AUSTIN (KXAN) — Negotiating new pay for the first time in four years, the City of Austin received some major blowback after offering a 14 cent raise for entry-level employees in Austin’s emergency medical services department.
According to the Austin EMS Association, 26% of its staff are considered low income. In a statement, the city said a pay study found the maximum pay for Austin EMTs and paramedics is higher “than that of comparable agencies when you adjust wages for regional costs.” Austin EMS Association said that is not true.
Selena Xie, president of the association, said the sticking point in city negotiations is the starting wage of $19.56 per hour.
“We have a lot of medics who work here that have not worked here that long, she said. “All of those medics are making these poverty wages.”
The association asked for that base pay to be increased to $27 per hour – and they believe the city’s counteroffer of $19.70 per hour falls short.
“Why do we think that a 14 cent increase will do anything to help us recruit more people?” Xie said.
The new EMS cadet class has only 17 members, falling fall short of its full 30.
“We have already hit our breaking point with how much mandatory overtime we’re forced to work, and so the department has shifted into downing some ambulances,” Xie said.
A City of Austin spokesperson, in a statement provided to KXAN last week, described their offer as an “unprecedented pay package.”
“Our total package was a 51% increase in new money compared to the last contract they approved (in 2018). The entry-level pay for Paramedics would be more than 5% higher than any other governmental entity in Texas,” the spokesperson said.
“The Union raised concerns about staffing shortages and overtime.
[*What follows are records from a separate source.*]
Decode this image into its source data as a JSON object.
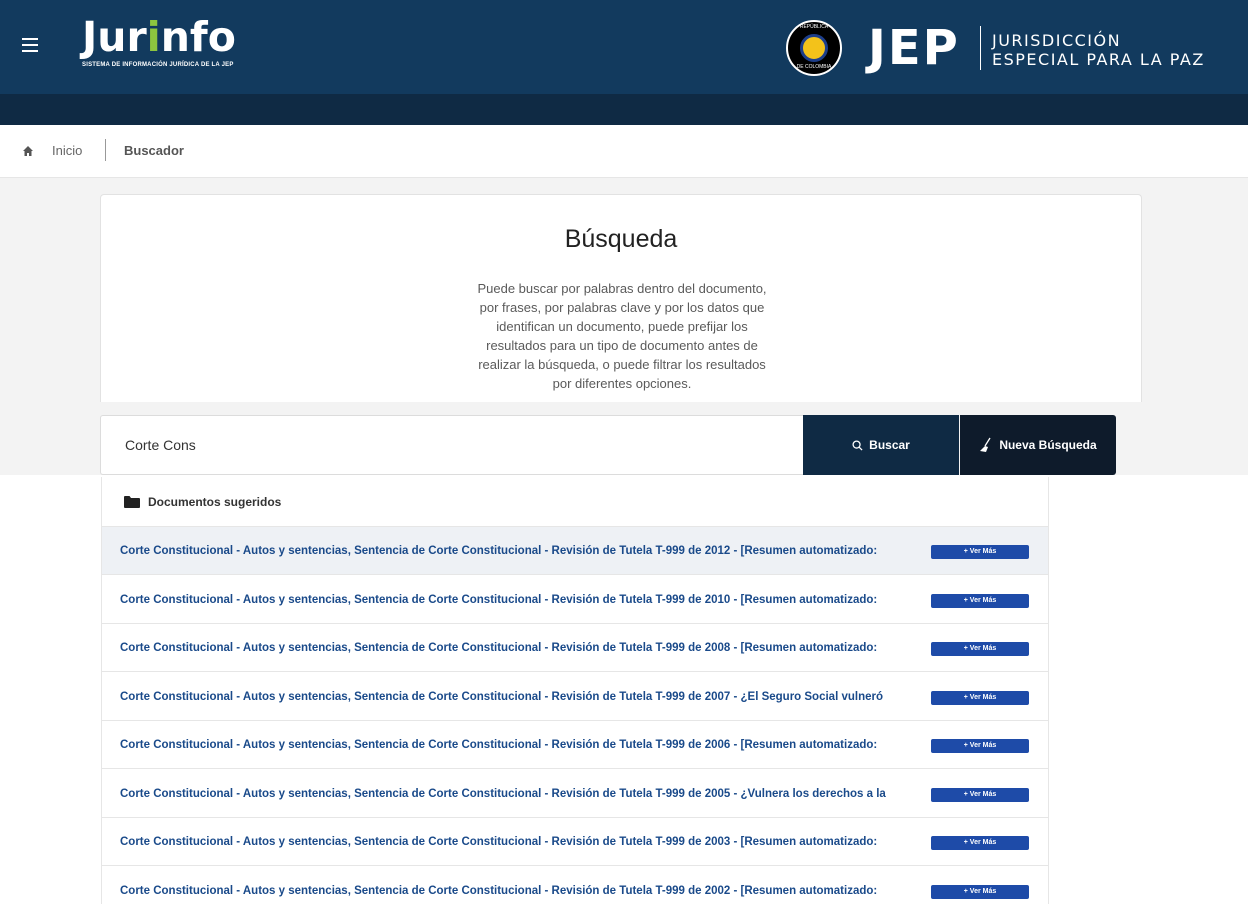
{
  "header": {
    "logo_prefix": "Jur",
    "logo_i": "i",
    "logo_suffix": "nfo",
    "logo_subtitle": "SISTEMA DE INFORMACIÓN JURÍDICA DE LA JEP",
    "seal_top": "REPÚBLICA",
    "seal_bottom": "DE COLOMBIA",
    "jep_mark": "JEP",
    "jep_line1": "JURISDICCIÓN",
    "jep_line2": "ESPECIAL PARA LA PAZ"
  },
  "breadcrumb": {
    "home": "Inicio",
    "current": "Buscador"
  },
  "card": {
    "title": "Búsqueda",
    "description": "Puede buscar por palabras dentro del documento, por frases, por palabras clave y por los datos que identifican un documento, puede prefijar los resultados para un tipo de documento antes de realizar la búsqueda, o puede filtrar los resultados por diferentes opciones."
  },
  "search": {
    "value": "Corte Cons",
    "buscar_label": "Buscar",
    "nueva_label": "Nueva Búsqueda"
  },
  "suggestions": {
    "header": "Documentos sugeridos",
    "button_label": "+ Ver Más",
    "items": [
      {
        "text": "Corte Constitucional - Autos y sentencias, Sentencia de Corte Constitucional - Revisión de Tutela T-999 de 2012 - [Resumen automatizado:"
      },
      {
        "text": "Corte Constitucional - Autos y sentencias, Sentencia de Corte Constitucional - Revisión de Tutela T-999 de 2010 - [Resumen automatizado:"
      },
      {
        "text": "Corte Constitucional - Autos y sentencias, Sentencia de Corte Constitucional - Revisión de Tutela T-999 de 2008 - [Resumen automatizado:"
      },
      {
        "text": "Corte Constitucional - Autos y sentencias, Sentencia de Corte Constitucional - Revisión de Tutela T-999 de 2007 - ¿El Seguro Social vulneró"
      },
      {
        "text": "Corte Constitucional - Autos y sentencias, Sentencia de Corte Constitucional - Revisión de Tutela T-999 de 2006 - [Resumen automatizado:"
      },
      {
        "text": "Corte Constitucional - Autos y sentencias, Sentencia de Corte Constitucional - Revisión de Tutela T-999 de 2005 - ¿Vulnera los derechos a la"
      },
      {
        "text": "Corte Constitucional - Autos y sentencias, Sentencia de Corte Constitucional - Revisión de Tutela T-999 de 2003 - [Resumen automatizado:"
      },
      {
        "text": "Corte Constitucional - Autos y sentencias, Sentencia de Corte Constitucional - Revisión de Tutela T-999 de 2002 - [Resumen automatizado:"
      }
    ]
  }
}
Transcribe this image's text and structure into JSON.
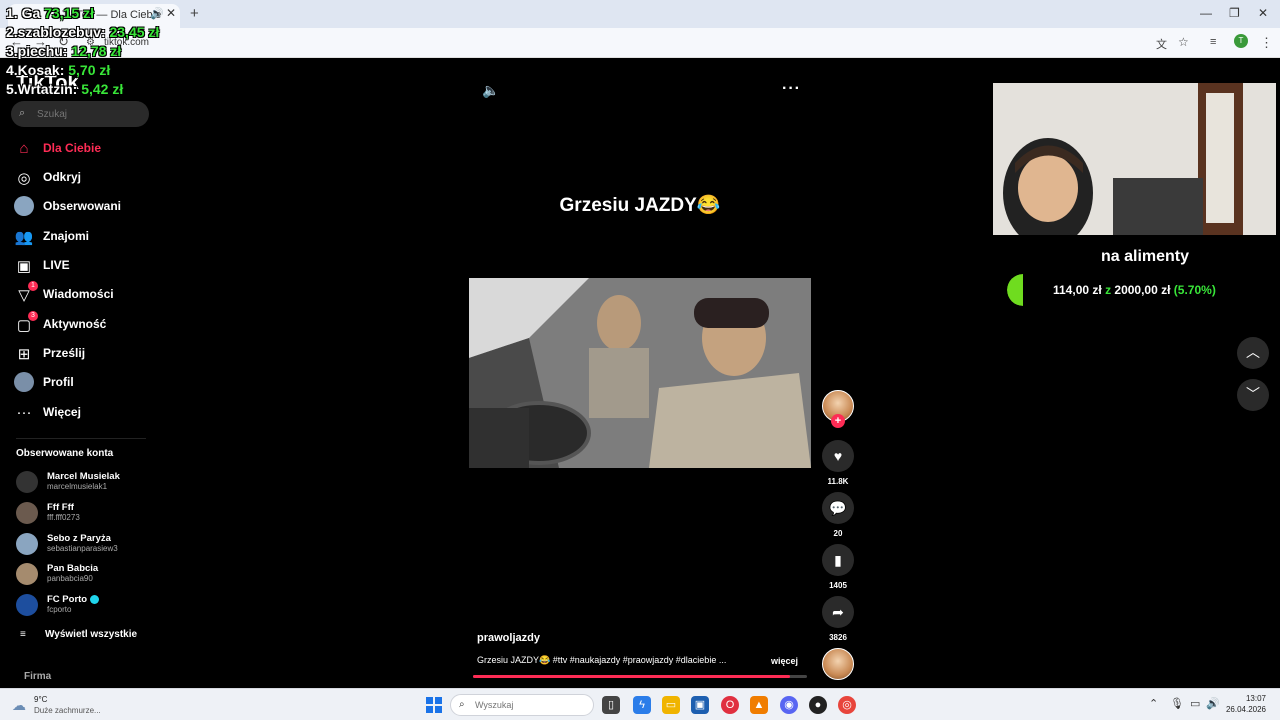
{
  "browser": {
    "tab_title": "TikTok — Dla Ciebie",
    "url": "tiktok.com",
    "profile_initial": "T"
  },
  "leaderboard": [
    {
      "label": "1. Ga",
      "amount": "73,15 zł"
    },
    {
      "label": "2.szablozebuv:",
      "amount": "23,45 zł"
    },
    {
      "label": "3.piechu:",
      "amount": "12,78 zł"
    },
    {
      "label": "4.Kosak:",
      "amount": "5,70 zł"
    },
    {
      "label": "5.Wrtatzin:",
      "amount": "5,42 zł"
    }
  ],
  "logo": "TikTok",
  "search": {
    "placeholder": "Szukaj"
  },
  "nav": {
    "for_you": "Dla Ciebie",
    "explore": "Odkryj",
    "following": "Obserwowani",
    "friends": "Znajomi",
    "live": "LIVE",
    "messages": "Wiadomości",
    "messages_badge": "1",
    "activity": "Aktywność",
    "activity_badge": "3",
    "upload": "Prześlij",
    "profile": "Profil",
    "more": "Więcej"
  },
  "followed": {
    "title": "Obserwowane konta",
    "accounts": [
      {
        "name": "Marcel Musielak",
        "handle": "marcelmusielak1"
      },
      {
        "name": "Fff Fff",
        "handle": "fff.fff0273"
      },
      {
        "name": "Sebo z Paryża",
        "handle": "sebastianparasiew3"
      },
      {
        "name": "Pan Babcia",
        "handle": "panbabcia90"
      },
      {
        "name": "FC Porto",
        "handle": "fcporto"
      }
    ],
    "show_all": "Wyświetl wszystkie"
  },
  "footer_label": "Firma",
  "video": {
    "title": "Grzesiu JAZDY😂",
    "author": "prawoljazdy",
    "caption": "Grzesiu JAZDY😂 #ttv #naukajazdy #praowjazdy #dlaciebie ...",
    "more": "więcej",
    "progress": 0.95,
    "likes": "11.8K",
    "comments": "20",
    "saves": "1405",
    "shares": "3826"
  },
  "goal": {
    "title": "na alimenty",
    "current": "114,00 zł",
    "separator": "z",
    "target": "2000,00 zł",
    "percent": "(5.70%)",
    "fraction": 0.057
  },
  "taskbar": {
    "weather_temp": "9°C",
    "weather_desc": "Duże zachmurze...",
    "search_placeholder": "Wyszukaj",
    "time": "13:07",
    "date": "26.04.2026"
  },
  "colors": {
    "accent": "#fe2c55",
    "goal_green": "#39e639"
  }
}
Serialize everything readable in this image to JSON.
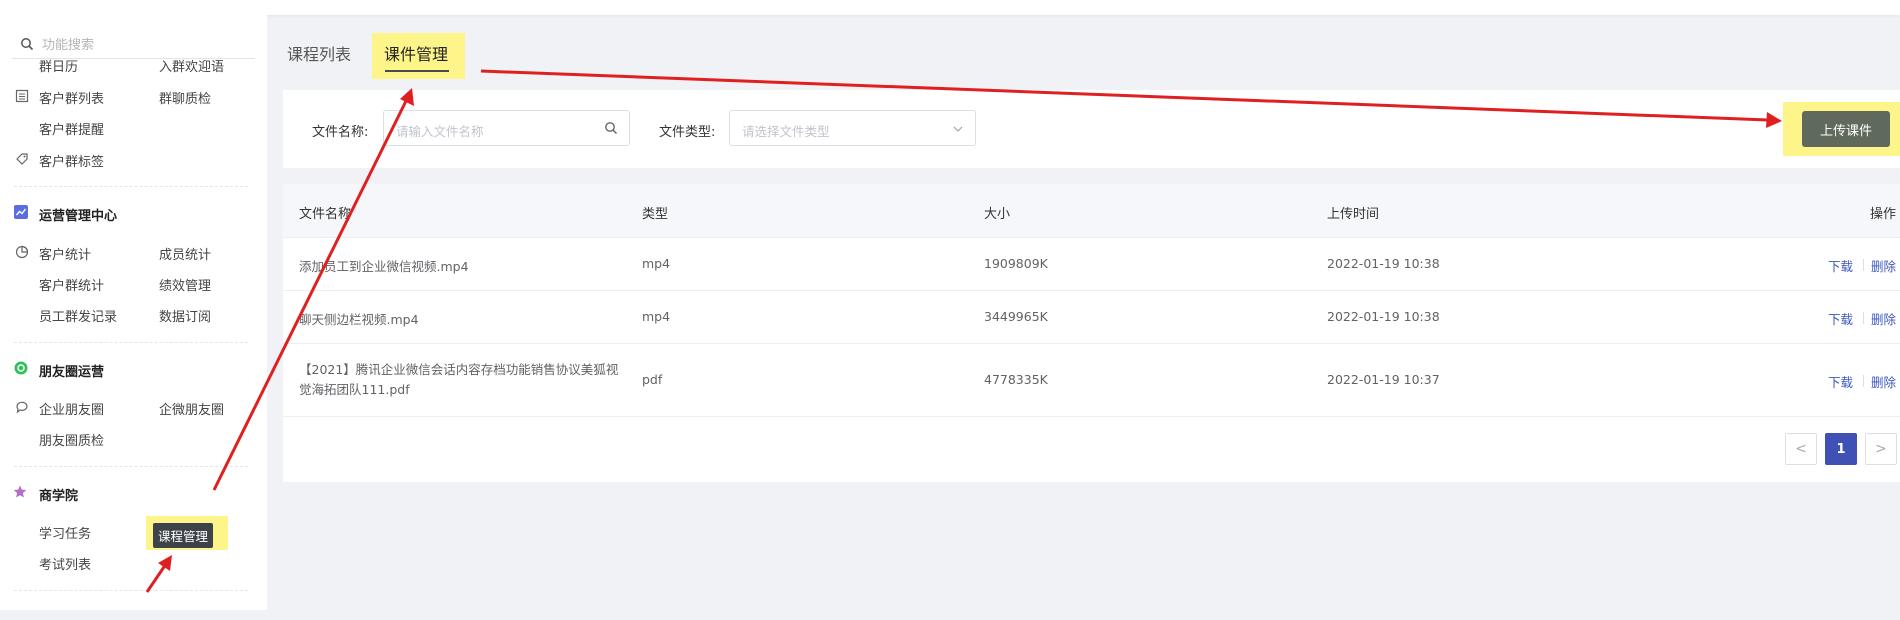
{
  "sidebar": {
    "search_placeholder": "功能搜索",
    "top_items": [
      "群日历",
      "入群欢迎语",
      "客户群列表",
      "群聊质检",
      "客户群提醒",
      "客户群标签"
    ],
    "section_ops": {
      "title": "运营管理中心",
      "items": [
        "客户统计",
        "成员统计",
        "客户群统计",
        "绩效管理",
        "员工群发记录",
        "数据订阅"
      ]
    },
    "section_moments": {
      "title": "朋友圈运营",
      "items": [
        "企业朋友圈",
        "企微朋友圈",
        "朋友圈质检"
      ]
    },
    "section_academy": {
      "title": "商学院",
      "items": [
        "学习任务",
        "课程管理",
        "考试列表"
      ]
    }
  },
  "tabs": [
    "课程列表",
    "课件管理"
  ],
  "filters": {
    "name_label": "文件名称:",
    "name_placeholder": "请输入文件名称",
    "type_label": "文件类型:",
    "type_placeholder": "请选择文件类型",
    "upload_label": "上传课件"
  },
  "table": {
    "headers": [
      "文件名称",
      "类型",
      "大小",
      "上传时间",
      "操作"
    ],
    "rows": [
      {
        "name": "添加员工到企业微信视频.mp4",
        "type": "mp4",
        "size": "1909809K",
        "time": "2022-01-19 10:38"
      },
      {
        "name": "聊天侧边栏视频.mp4",
        "type": "mp4",
        "size": "3449965K",
        "time": "2022-01-19 10:38"
      },
      {
        "name": "【2021】腾讯企业微信会话内容存档功能销售协议美狐视觉海拓团队111.pdf",
        "type": "pdf",
        "size": "4778335K",
        "time": "2022-01-19 10:37"
      }
    ],
    "op_download": "下载",
    "op_delete": "删除"
  },
  "pagination": {
    "current": "1",
    "prev": "<",
    "next": ">"
  },
  "colors": {
    "highlight": "#fdf58a",
    "annotation_arrow": "#e02020",
    "link": "#3c57b9",
    "page_active": "#3f51b5",
    "upload_button": "#5f6a5c"
  },
  "icons": [
    "search-icon",
    "list-icon",
    "tag-icon",
    "chart-icon",
    "pie-icon",
    "moments-icon",
    "chat-icon",
    "academy-icon",
    "chevron-down-icon"
  ]
}
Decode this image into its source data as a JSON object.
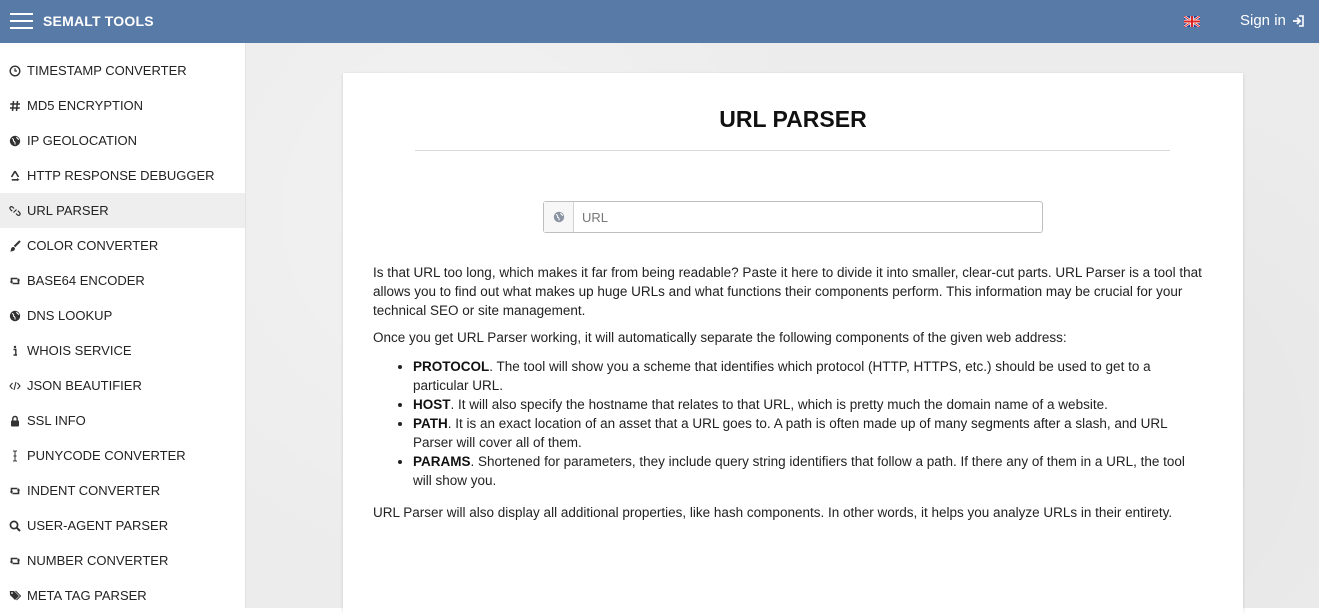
{
  "topbar": {
    "brand": "SEMALT TOOLS",
    "signin_label": "Sign in",
    "language_flag": "uk-flag-icon",
    "background_color": "#587aa7"
  },
  "sidebar": {
    "items": [
      {
        "label": "TIMESTAMP CONVERTER",
        "icon": "clock-icon"
      },
      {
        "label": "MD5 ENCRYPTION",
        "icon": "hash-icon"
      },
      {
        "label": "IP GEOLOCATION",
        "icon": "globe-icon"
      },
      {
        "label": "HTTP RESPONSE DEBUGGER",
        "icon": "recycle-icon"
      },
      {
        "label": "URL PARSER",
        "icon": "unlink-icon",
        "active": true
      },
      {
        "label": "COLOR CONVERTER",
        "icon": "paintbrush-icon"
      },
      {
        "label": "BASE64 ENCODER",
        "icon": "retweet-icon"
      },
      {
        "label": "DNS LOOKUP",
        "icon": "globe-icon"
      },
      {
        "label": "WHOIS SERVICE",
        "icon": "info-icon"
      },
      {
        "label": "JSON BEAUTIFIER",
        "icon": "code-icon"
      },
      {
        "label": "SSL INFO",
        "icon": "lock-icon"
      },
      {
        "label": "PUNYCODE CONVERTER",
        "icon": "text-cursor-icon"
      },
      {
        "label": "INDENT CONVERTER",
        "icon": "retweet-icon"
      },
      {
        "label": "USER-AGENT PARSER",
        "icon": "search-icon"
      },
      {
        "label": "NUMBER CONVERTER",
        "icon": "retweet-icon"
      },
      {
        "label": "META TAG PARSER",
        "icon": "tags-icon"
      }
    ]
  },
  "main": {
    "title": "URL PARSER",
    "url_input": {
      "placeholder": "URL",
      "value": ""
    },
    "intro": "Is that URL too long, which makes it far from being readable? Paste it here to divide it into smaller, clear-cut parts. URL Parser is a tool that allows you to find out what makes up huge URLs and what functions their components perform. This information may be crucial for your technical SEO or site management.",
    "lead": "Once you get URL Parser working, it will automatically separate the following components of the given web address:",
    "components": [
      {
        "term": "PROTOCOL",
        "text": ". The tool will show you a scheme that identifies which protocol (HTTP, HTTPS, etc.) should be used to get to a particular URL."
      },
      {
        "term": "HOST",
        "text": ". It will also specify the hostname that relates to that URL, which is pretty much the domain name of a website."
      },
      {
        "term": "PATH",
        "text": ". It is an exact location of an asset that a URL goes to. A path is often made up of many segments after a slash, and URL Parser will cover all of them."
      },
      {
        "term": "PARAMS",
        "text": ". Shortened for parameters, they include query string identifiers that follow a path. If there any of them in a URL, the tool will show you."
      }
    ],
    "outro": "URL Parser will also display all additional properties, like hash components. In other words, it helps you analyze URLs in their entirety."
  }
}
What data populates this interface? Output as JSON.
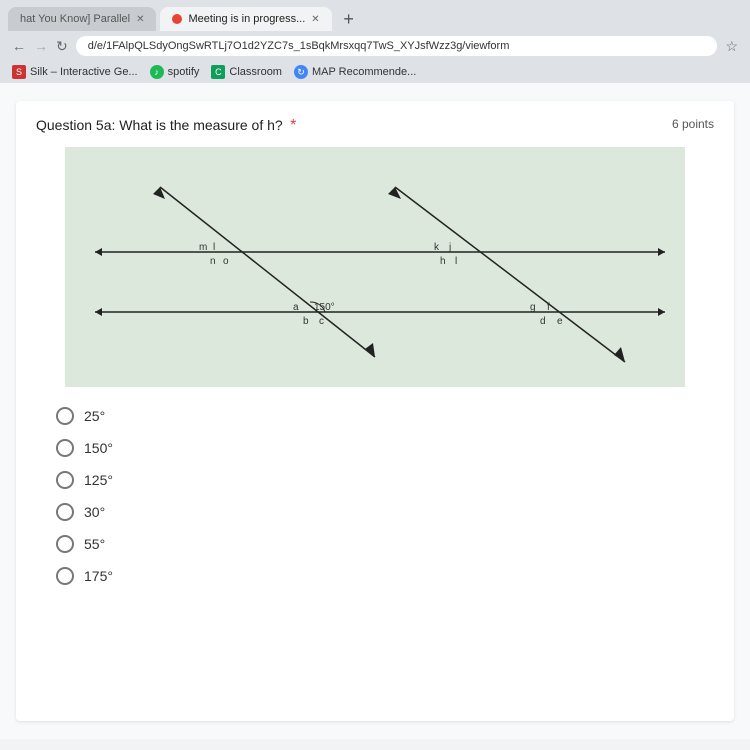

We addressed those issues head-on, offering to hire directly into the paramedic rank. Our offer would have aided in reducing the existing vacancies. It is surprising that the union chose to hold off on prioritizing their members’ work life balance.
Right now, EMS employees receive pay increases based on their tenure with the department. Using the current pay structure, over the next four years, the offer on the table would provide a 15% increase to 70% of the employees and a 24% pay increase to 29% of the employees. Our Paramedics are the amongst the highest paid in the nation by the end of their career.”
According to the city, it offered a 2% base wage increase in the first year, with a total base wage increase of 8% over four years. In the first year, the lowest-paid employee would get a 39-cent raise, while others would get more than $1 an hour raise, not including “additional pay increases based on the employees’ tenure with the department.”
With both sides still so far apart, the City of Austin and the EMS association will meet with a federal mediator in May.